There is no doubt that divorce can be a stressful and highly emotional time. Some couples may be so far apart that they need to settle matters in a courtroom, but evidence is accumulating that couples who choose divorce mediation may help not only themselves but their children as well after the process is concluded.
The study followed nearly 150 couples who were undergoing a divorce. The researchers attempted to get a sample of couples who were roughly similar to each other in order to rule out the effect of other factors. Therefore, only couples with one child younger than 6 years old were included. In addition, certain types of couples were excluded, such as those with drug and spousal abuse problems and those who were prone to confrontation.
One-half of the divorcing couples represented a control group that went through the standard court procedures. The other half saw a divorce mediator and received other support, including educational programs. Afterwards, the researchers inquired how well the couples were getting along, paying particular attention to how they had agreed to share child custody.
The study revealed that mediation and the other supportive techniques improved collaboration between divorcing parents. Couples in the second group were more likely to stick to child custody and visitation agreements. Fathers were more likely to become involved in the new custody agreement, and mothers were more likely to support the father’s role in that agreement.
Mediation and supportive techniques were also associated with lower levels of litigation over the divorce. Couples looking for a non-contentious resolution to their divorce may want to consider mediation.

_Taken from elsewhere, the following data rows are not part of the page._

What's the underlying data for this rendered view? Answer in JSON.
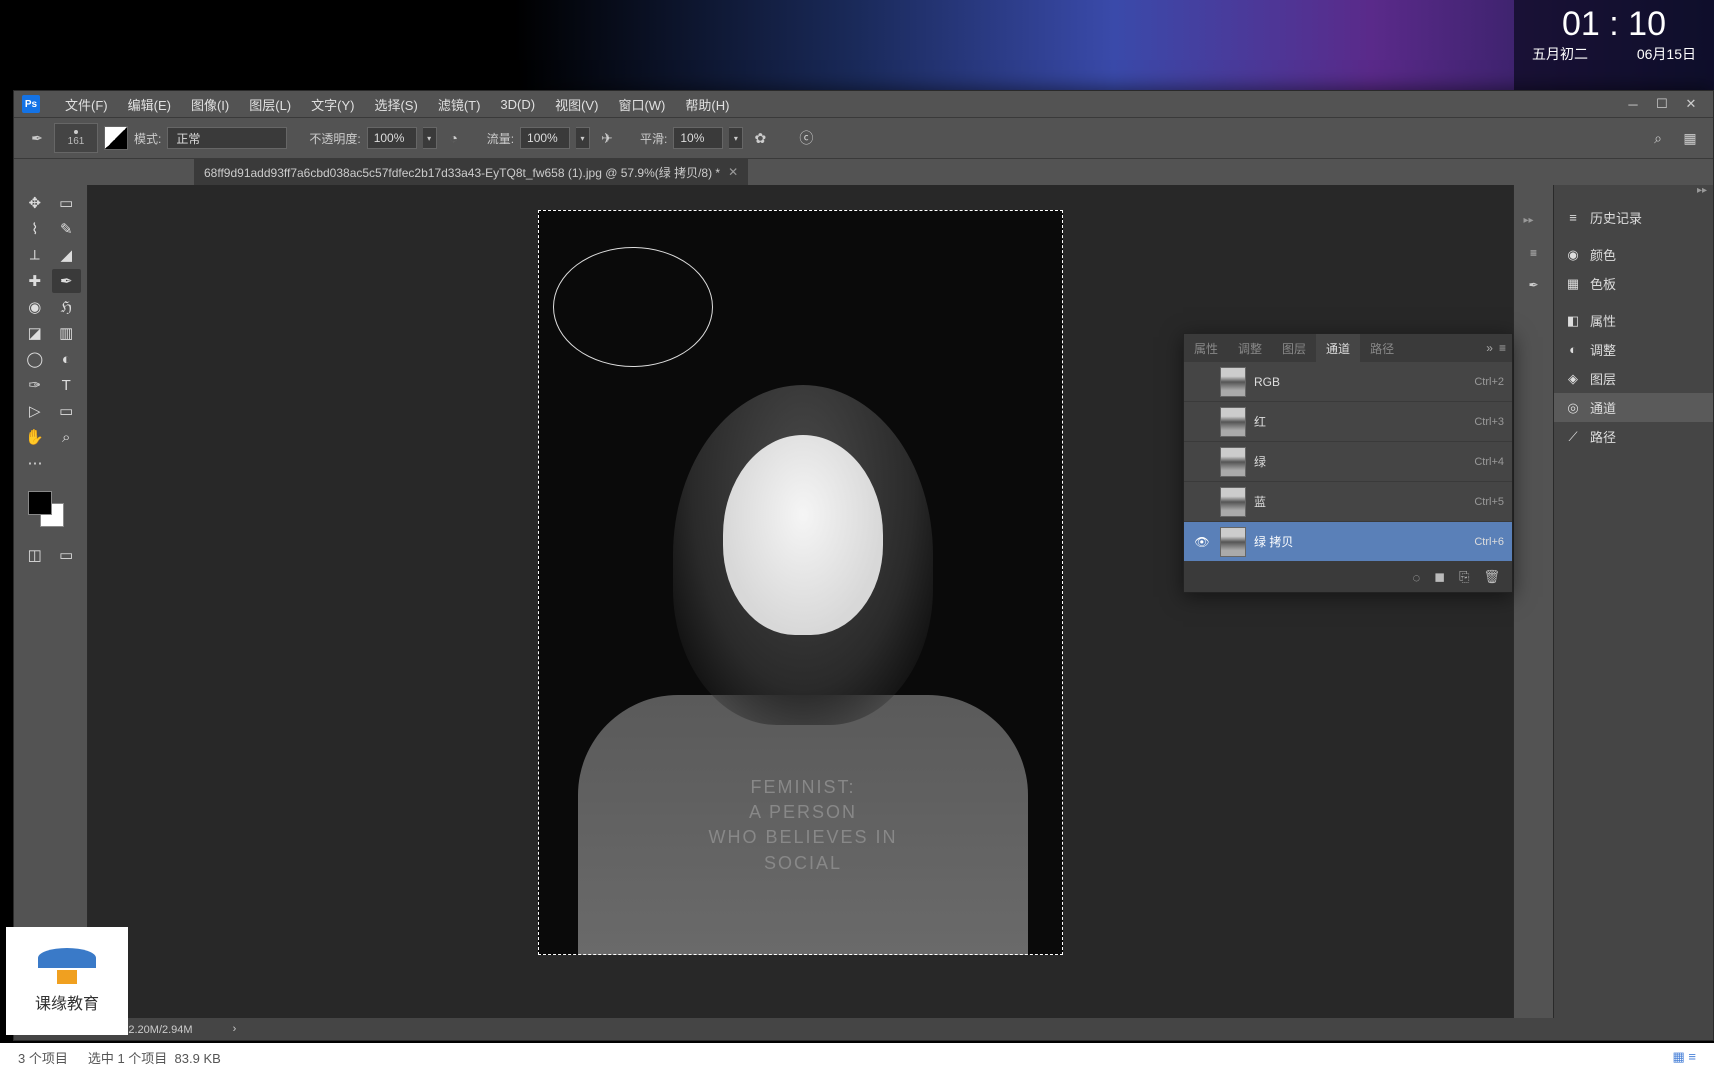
{
  "clock": {
    "time": "01 : 10",
    "lunar": "五月初二",
    "date": "06月15日"
  },
  "menu": {
    "file": "文件(F)",
    "edit": "编辑(E)",
    "image": "图像(I)",
    "layer": "图层(L)",
    "type": "文字(Y)",
    "select": "选择(S)",
    "filter": "滤镜(T)",
    "three_d": "3D(D)",
    "view": "视图(V)",
    "window": "窗口(W)",
    "help": "帮助(H)"
  },
  "options": {
    "brush_size": "161",
    "mode_label": "模式:",
    "mode_value": "正常",
    "opacity_label": "不透明度:",
    "opacity_value": "100%",
    "flow_label": "流量:",
    "flow_value": "100%",
    "smooth_label": "平滑:",
    "smooth_value": "10%"
  },
  "tab": {
    "title": "68ff9d91add93ff7a6cbd038ac5c57fdfec2b17d33a43-EyTQ8t_fw658 (1).jpg @ 57.9%(绿 拷贝/8) *"
  },
  "canvas_body_text": {
    "line1": "FEMINIST:",
    "line2": "A PERSON",
    "line3": "WHO BELIEVES IN",
    "line4": "SOCIAL"
  },
  "right_panels": {
    "history": "历史记录",
    "color": "颜色",
    "swatches": "色板",
    "properties": "属性",
    "adjustments": "调整",
    "layers": "图层",
    "channels": "通道",
    "paths": "路径"
  },
  "channel_tabs": {
    "properties": "属性",
    "adjustments": "调整",
    "layers": "图层",
    "channels": "通道",
    "paths": "路径"
  },
  "channels": [
    {
      "name": "RGB",
      "shortcut": "Ctrl+2",
      "visible": false
    },
    {
      "name": "红",
      "shortcut": "Ctrl+3",
      "visible": false
    },
    {
      "name": "绿",
      "shortcut": "Ctrl+4",
      "visible": false
    },
    {
      "name": "蓝",
      "shortcut": "Ctrl+5",
      "visible": false
    },
    {
      "name": "绿 拷贝",
      "shortcut": "Ctrl+6",
      "visible": true
    }
  ],
  "status": {
    "zoom": "57.85%",
    "doc": "文档:2.20M/2.94M"
  },
  "explorer": {
    "items": "3 个项目",
    "selected": "选中 1 个项目",
    "size": "83.9 KB"
  },
  "watermark": "课缘教育"
}
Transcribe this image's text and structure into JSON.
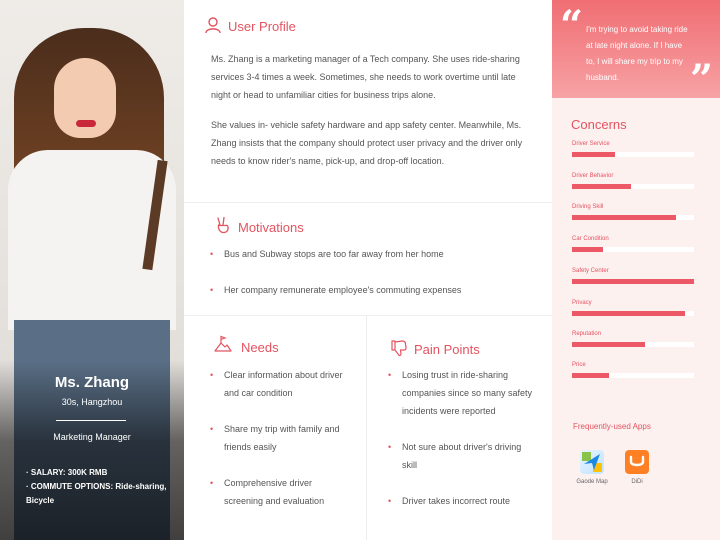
{
  "persona": {
    "name": "Ms. Zhang",
    "age_location": "30s, Hangzhou",
    "role": "Marketing Manager",
    "facts": [
      "· SALARY: 300K RMB",
      "· COMMUTE OPTIONS: Ride-sharing, Bicycle"
    ]
  },
  "profile": {
    "title": "User Profile",
    "paragraphs": [
      "Ms. Zhang is a marketing manager of a Tech company. She uses ride-sharing services 3-4 times a week. Sometimes, she needs to work overtime until late night or head to unfamiliar cities for business trips alone.",
      "She values in- vehicle safety hardware and app safety center. Meanwhile, Ms. Zhang insists that the company should protect user privacy and the driver only needs to know rider's name, pick-up, and drop-off location."
    ]
  },
  "motivations": {
    "title": "Motivations",
    "items": [
      "Bus and Subway stops are too far away from her home",
      "Her company remunerate employee's commuting expenses"
    ]
  },
  "needs": {
    "title": "Needs",
    "items": [
      "Clear information about driver and car condition",
      "Share my trip with family and friends easily",
      "Comprehensive driver screening and evaluation"
    ]
  },
  "pain_points": {
    "title": "Pain Points",
    "items": [
      "Losing trust in ride-sharing companies since so many safety incidents were reported",
      "Not sure about driver's driving skill",
      "Driver takes incorrect route"
    ]
  },
  "quote": {
    "open_mark": "“",
    "close_mark": "”",
    "text": "I'm trying to avoid taking ride at late night alone. If I have to, I will share my trip to my husband."
  },
  "concerns": {
    "title": "Concerns",
    "items": [
      {
        "label": "Driver Service",
        "level": 0.35
      },
      {
        "label": "Driver Behavior",
        "level": 0.48
      },
      {
        "label": "Driving Skill",
        "level": 0.85
      },
      {
        "label": "Car Condition",
        "level": 0.25
      },
      {
        "label": "Safety Center",
        "level": 1.0
      },
      {
        "label": "Privacy",
        "level": 0.93
      },
      {
        "label": "Reputation",
        "level": 0.6
      },
      {
        "label": "Price",
        "level": 0.3
      }
    ]
  },
  "apps": {
    "title": "Frequently-used Apps",
    "items": [
      {
        "label": "Gaode Map",
        "icon": "gaode-map-icon"
      },
      {
        "label": "DiDi",
        "icon": "didi-icon"
      }
    ]
  },
  "colors": {
    "accent": "#e45360",
    "bar": "#ec5865",
    "panel": "#fdf1f0"
  }
}
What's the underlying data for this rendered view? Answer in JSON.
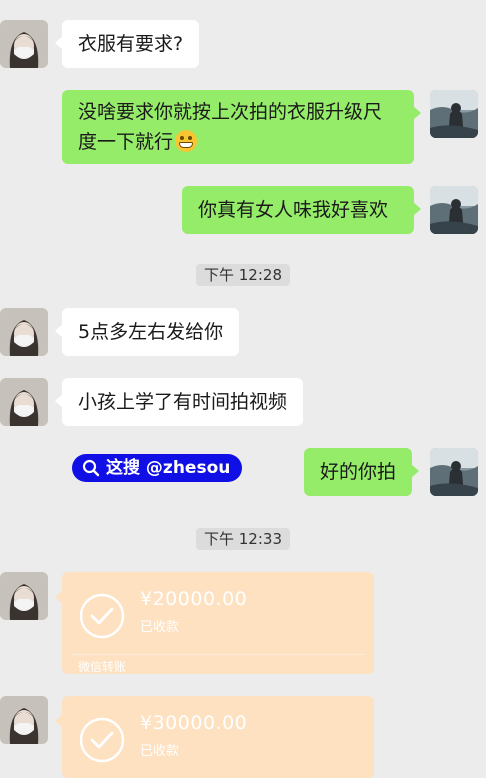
{
  "messages": {
    "m1": "衣服有要求?",
    "m2_line1": "没啥要求你就按上次拍的衣服升级尺",
    "m2_line2": "度一下就行",
    "m3": "你真有女人味我好喜欢",
    "t1": "下午 12:28",
    "m4": "5点多左右发给你",
    "m5": "小孩上学了有时间拍视频",
    "m6": "好的你拍",
    "t2": "下午 12:33"
  },
  "watermark": {
    "label": "这搜 @zhesou"
  },
  "transfers": [
    {
      "amount": "¥20000.00",
      "status": "已收款",
      "footer": "微信转账"
    },
    {
      "amount": "¥30000.00",
      "status": "已收款"
    }
  ],
  "colors": {
    "background": "#ececec",
    "green_bubble": "#95ec69",
    "white_bubble": "#ffffff",
    "transfer_card": "#fde1c0",
    "watermark": "#1010e6"
  }
}
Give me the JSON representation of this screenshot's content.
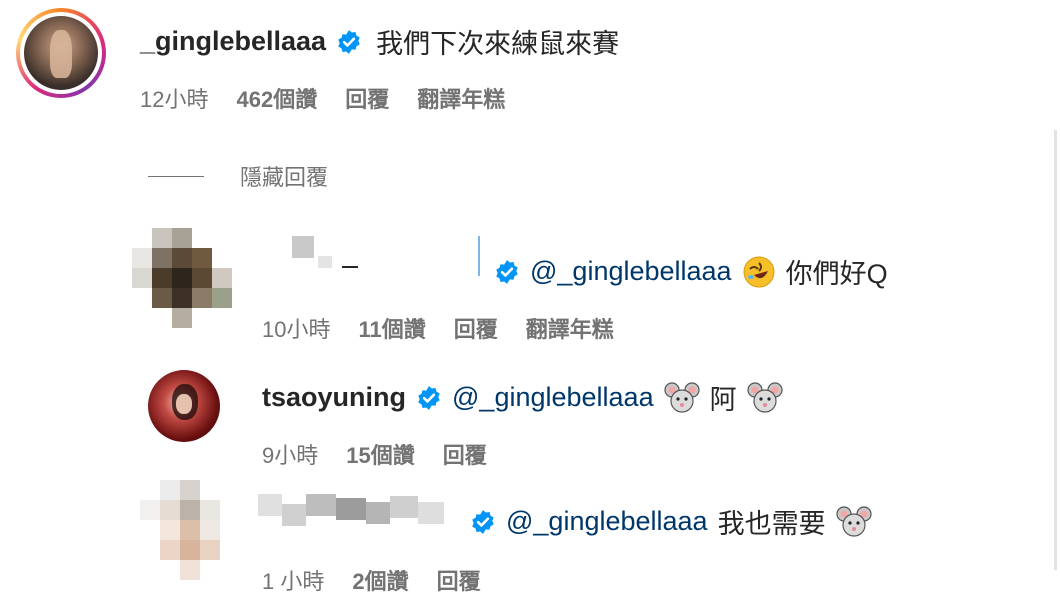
{
  "comments": [
    {
      "username": "_ginglebellaaa",
      "text": "我們下次來練鼠來賽",
      "time": "12小時",
      "likes": "462個讚",
      "reply": "回覆",
      "translate": "翻譯年糕"
    }
  ],
  "hide_replies": "隱藏回覆",
  "replies": [
    {
      "mention": "@_ginglebellaaa",
      "text": "你們好Q",
      "emoji_icon": "rolling-laughing-emoji-icon",
      "time": "10小時",
      "likes": "11個讚",
      "reply": "回覆",
      "translate": "翻譯年糕"
    },
    {
      "username": "tsaoyuning",
      "mention": "@_ginglebellaaa",
      "text": "阿",
      "emoji_icon": "mouse-face-emoji-icon",
      "time": "9小時",
      "likes": "15個讚",
      "reply": "回覆"
    },
    {
      "mention": "@_ginglebellaaa",
      "text": "我也需要",
      "emoji_icon": "mouse-face-emoji-icon",
      "time": "1 小時",
      "likes": "2個讚",
      "reply": "回覆"
    }
  ],
  "colors": {
    "verified": "#0095f6",
    "mention": "#00376b",
    "meta": "#737373"
  }
}
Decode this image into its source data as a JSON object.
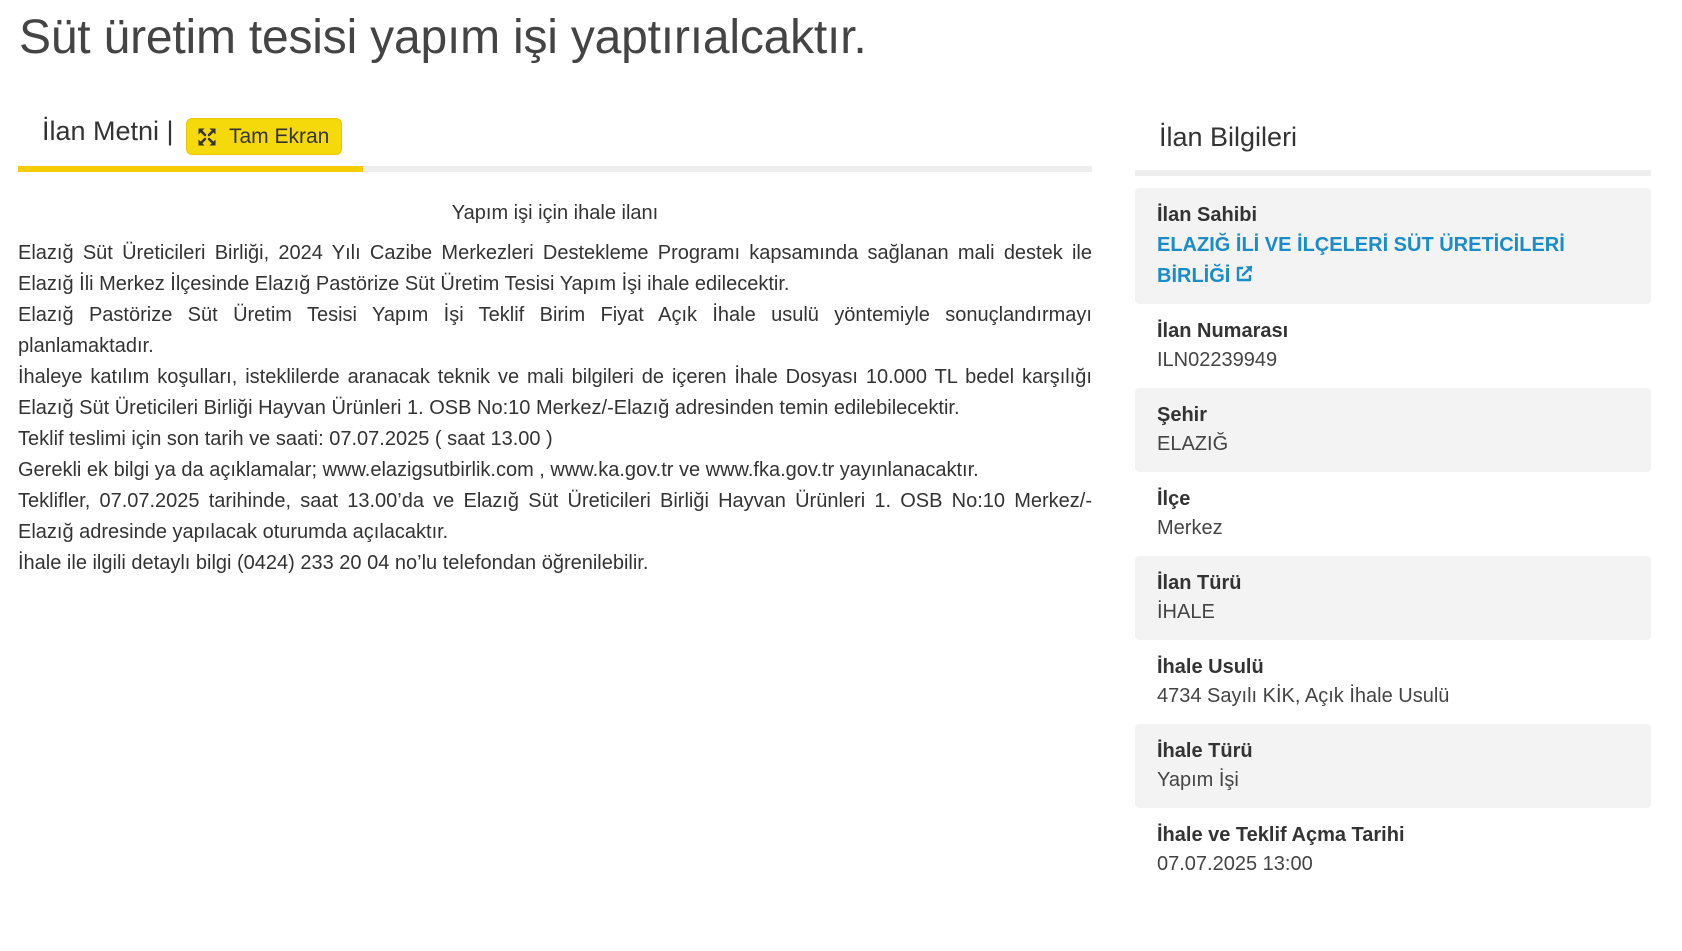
{
  "page": {
    "title": "Süt üretim tesisi yapım işi yaptırıalcaktır."
  },
  "tabs": {
    "label": "İlan Metni |",
    "fullscreen_label": "Tam Ekran",
    "fullscreen_icon": "expand-icon"
  },
  "ad": {
    "heading": "Yapım işi için ihale ilanı",
    "paragraphs": [
      "Elazığ Süt Üreticileri Birliği, 2024 Yılı Cazibe Merkezleri Destekleme Programı kapsamında sağlanan mali destek ile Elazığ İli Merkez İlçesinde  Elazığ Pastörize Süt  Üretim Tesisi Yapım İşi ihale edilecektir.",
      "Elazığ Pastörize Süt  Üretim Tesisi Yapım İşi Teklif Birim Fiyat Açık İhale usulü yöntemiyle sonuçlandırmayı planlamaktadır.",
      "İhaleye katılım koşulları, isteklilerde aranacak teknik ve mali bilgileri de içeren İhale Dosyası 10.000 TL bedel karşılığı Elazığ Süt Üreticileri Birliği Hayvan Ürünleri 1. OSB No:10 Merkez/-Elazığ  adresinden temin edilebilecektir.",
      "Teklif teslimi için son tarih ve saati: 07.07.2025 ( saat 13.00 )",
      "Gerekli ek bilgi ya da açıklamalar; www.elazigsutbirlik.com , www.ka.gov.tr ve www.fka.gov.tr  yayınlanacaktır.",
      "Teklifler, 07.07.2025 tarihinde, saat 13.00’da ve Elazığ Süt Üreticileri Birliği Hayvan Ürünleri 1. OSB No:10 Merkez/-Elazığ  adresinde yapılacak oturumda açılacaktır.",
      "İhale ile ilgili detaylı bilgi (0424) 233 20 04  no’lu telefondan öğrenilebilir."
    ]
  },
  "sidebar": {
    "title": "İlan Bilgileri",
    "owner": {
      "label": "İlan Sahibi",
      "value": "ELAZIĞ İLİ VE İLÇELERİ SÜT ÜRETİCİLERİ BİRLİĞİ",
      "icon": "external-link-icon",
      "link_color": "#1a8cc7"
    },
    "items": [
      {
        "label": "İlan Numarası",
        "value": "ILN02239949"
      },
      {
        "label": "Şehir",
        "value": "ELAZIĞ"
      },
      {
        "label": "İlçe",
        "value": "Merkez"
      },
      {
        "label": "İlan Türü",
        "value": "İHALE"
      },
      {
        "label": "İhale Usulü",
        "value": "4734 Sayılı KİK, Açık İhale Usulü"
      },
      {
        "label": "İhale Türü",
        "value": "Yapım İşi"
      },
      {
        "label": "İhale ve Teklif Açma Tarihi",
        "value": "07.07.2025 13:00"
      }
    ]
  },
  "colors": {
    "accent": "#f5cc00",
    "button": "#f5d90a",
    "panel": "#f3f3f3",
    "link": "#1a8cc7"
  }
}
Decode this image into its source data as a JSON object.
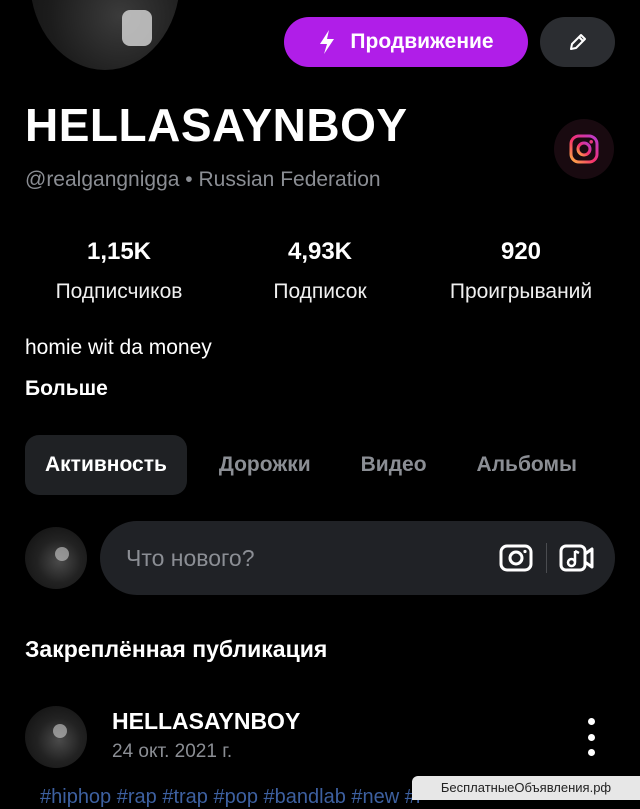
{
  "header": {
    "promote_label": "Продвижение",
    "edit_icon": "pencil-icon",
    "promote_color": "#b01ee8"
  },
  "profile": {
    "name": "HELLASAYNBOY",
    "handle": "@realgangnigga",
    "separator": "•",
    "country": "Russian Federation",
    "instagram_icon": "instagram-icon",
    "bio": "homie wit da money",
    "more_label": "Больше"
  },
  "stats": [
    {
      "value": "1,15K",
      "label": "Подписчиков"
    },
    {
      "value": "4,93K",
      "label": "Подписок"
    },
    {
      "value": "920",
      "label": "Проигрываний"
    }
  ],
  "tabs": [
    {
      "label": "Активность",
      "active": true
    },
    {
      "label": "Дорожки",
      "active": false
    },
    {
      "label": "Видео",
      "active": false
    },
    {
      "label": "Альбомы",
      "active": false
    }
  ],
  "composer": {
    "placeholder": "Что нового?",
    "photo_icon": "camera-icon",
    "clip_icon": "video-clip-icon"
  },
  "pinned": {
    "heading": "Закреплённая публикация",
    "author": "HELLASAYNBOY",
    "date": "24 окт. 2021 г.",
    "menu_icon": "more-vertical-icon",
    "tags_partial": "#hiphop #rap #trap #pop #bandlab #new #r"
  },
  "watermark": "БесплатныеОбъявления.рф"
}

Source: The Huffington Post, “How To Prevent Litigation In Divorce Disputes,” Robert Hughes, Jr., March 27, 2012.